Christina: Exactly. I really think it comes down to making a list of what you’re missing out on by spending your time procrastinating.
Because really the time you’re procrastinating is time… That you’re thinking about something, it’s weighing on you, it’s taking up your energy and you can’t focus that energy on other more fun things.
Erin: Okay, that’s a really good point. Yeah. Cause you’re right, I mean as I told you just a few minutes ago that these projects are in my head.
Mm hmm. Even if I’m not actively working on them, I feel it, I’m thinking about that deadline. You’re
Christina: being held hostage by them.
Erin: Yeah. Never thought about it like that.
Christina: Yeah. So. If you get it done quicker, then you can do the fun stuff. When I was a kid, we always had to [00:27:00] help my parents with different projects and work things. And I knew I had to get the work done before I could go to the pool. So now I don’t really procrastinate that much anymore.
So yeah. Go, go boxing, do whatever, all the fun things you want to do.
Play with your dog.
Erin: Oh, it’s just, I apologize if you can hear him right now.
Christina: Oh no, that’s okay. Yeah. But I mean, think of all the things you can do with your dog instead of procrastinating.
Erin: Yeah. He loves the dog
Christina: park. Yeah. Take
Erin: him to the dog park. I have to write this down on a post it note, the whole idea of, I don’t want to be held
Yes. I think that’s the key. The adrenaline is something you’re getting. It’s used as a fuel, but it’s also, you’re being held hostage. And I think if you try thinking about all the things you can get out on for a while, you’ll eventually [00:28:00] get accustomed to doing things early, because that reward will be stronger than the fuel of adrenaline.
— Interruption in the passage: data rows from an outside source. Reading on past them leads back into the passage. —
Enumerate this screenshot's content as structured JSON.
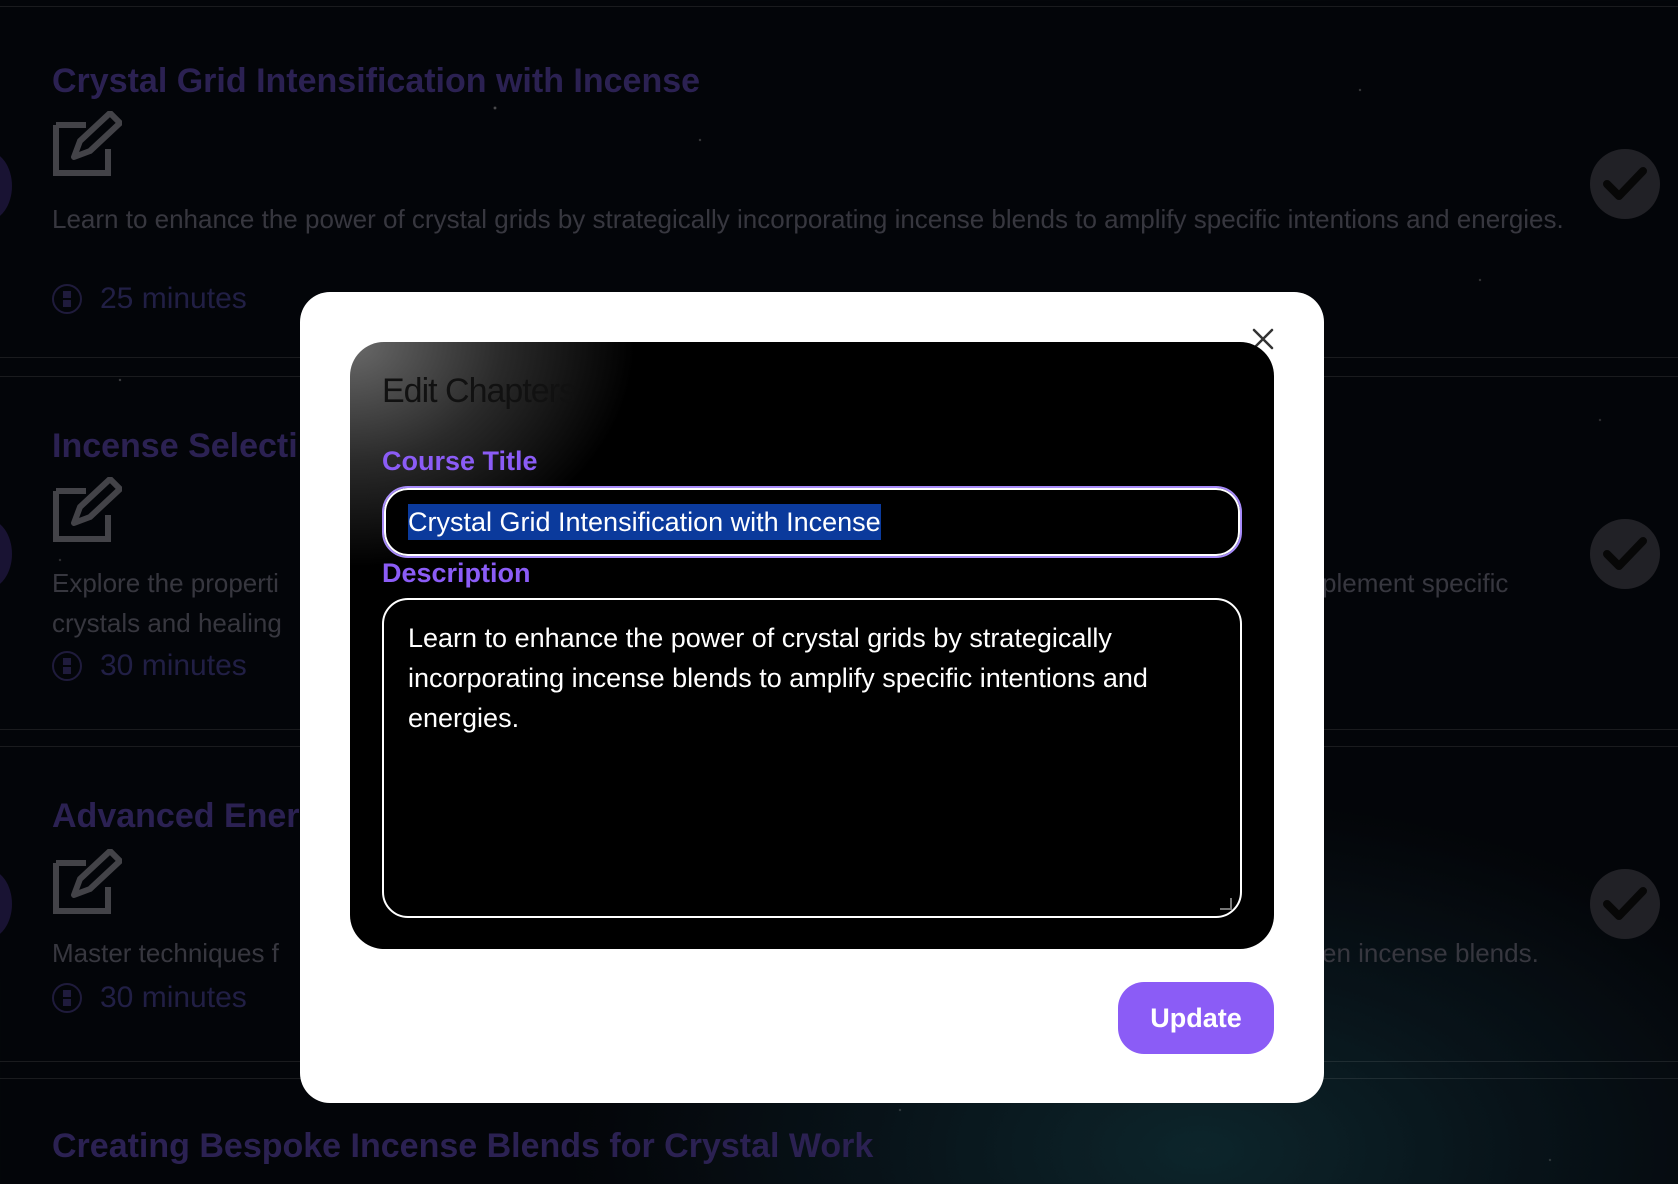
{
  "chapters": [
    {
      "title": "Crystal Grid Intensification with Incense",
      "description": "Learn to enhance the power of crystal grids by strategically incorporating incense blends to amplify specific intentions and energies.",
      "duration": "25 minutes"
    },
    {
      "title": "Incense Selecti",
      "description_left": "Explore the properti",
      "description_left_2": "crystals and healing",
      "description_right": "plement specific",
      "duration": "30 minutes"
    },
    {
      "title": "Advanced Ener",
      "description_left": "Master techniques f",
      "description_right": "en incense blends.",
      "duration": "30 minutes"
    },
    {
      "title": "Creating Bespoke Incense Blends for Crystal Work"
    }
  ],
  "modal": {
    "heading": "Edit Chapters",
    "course_title_label": "Course Title",
    "course_title_value": "Crystal Grid Intensification with Incense",
    "description_label": "Description",
    "description_value": "Learn to enhance the power of crystal grids by strategically incorporating incense blends to amplify specific intentions and energies.",
    "update_label": "Update",
    "close_label": "×"
  },
  "colors": {
    "accent": "#8b5cf6",
    "selection": "#0b3a9c",
    "modal_bg": "#ffffff",
    "panel_bg": "#000000"
  }
}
Erin: That is a really good point. Thank you. Yeah.
Christina: Thank you. Do you feel complete? Do I feel complete? Yeah, with your procrastination questions.
Erin: I think, I think you gave me some really great advice and I’m going to give all that a try.
Christina: All right. And if, if you need more help, let me know, uh, well, thanks for joining us today. I’m excited to, um, actually check back in with you, you know, In a few months and see how the procrastinating.
Erin: I hope, I hope I have, uh, some positive things to tell you.
Christina: Well, thanks Erin for being our guest.
Erin: Thank you.
Christina: Thanks for listening to Richly Successful Solopreneur. Remember, you can trust yourself and follow your heart. If [00:29:00] you’re ready to find your flow and grow your business, I want to invite you to head over to richlysuccessful.com where you’ll find more valuable resources. If you’re getting value from this podcast, Please leave a review and share it with a fellow solopreneur.